A way to help proteins such as the new generation of protein-based drugs get past the biochemical "Entrance Forbidden" barrier that keeps them from entering cells and doing their work is being reported by scientists.
The new technique, described in the monthly journal, ACS Chemical Biology, represents a new use for an engineered form of green fluorescent protein, the topic of the 2008 Nobel Prize in Chemistry that is one of the most important research tools in biosciences.

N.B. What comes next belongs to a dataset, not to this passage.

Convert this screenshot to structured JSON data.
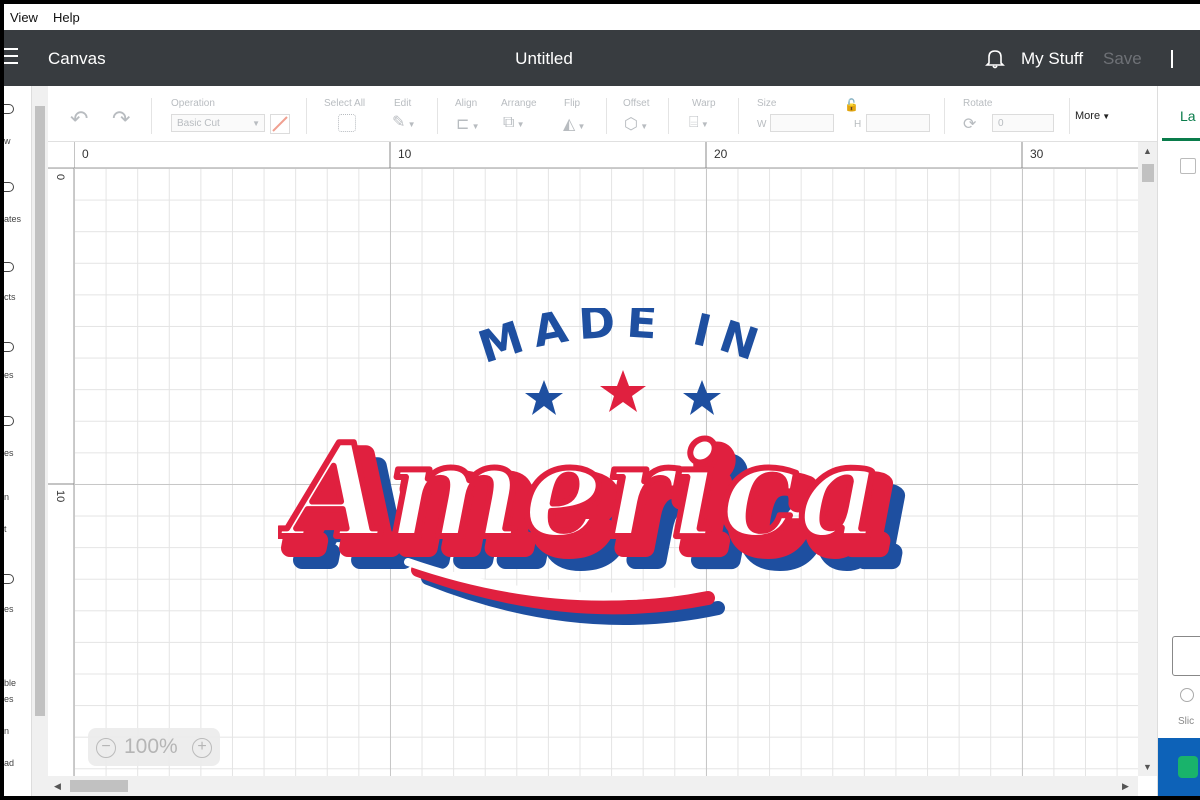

In the report, David Liu and his colleagues describe the difficulty of delivering proteins from the outside of mammalian cells into their interiors. For that reason, nearly all of the blockbuster drugs that are proteins must do their work on the exterior of cells, activating receptors that send signals to the interior. This constraint greatly limits the scope of protein-based drugs. Liu's solution: Attaching proteins to molecules of "supercharged" green fluorescent protein, which they mutated to give it a very high positive charge. When the hybrid proteins bump into the surface of a cell, they get pulled inside by negatively charged molecules called proteoglycans.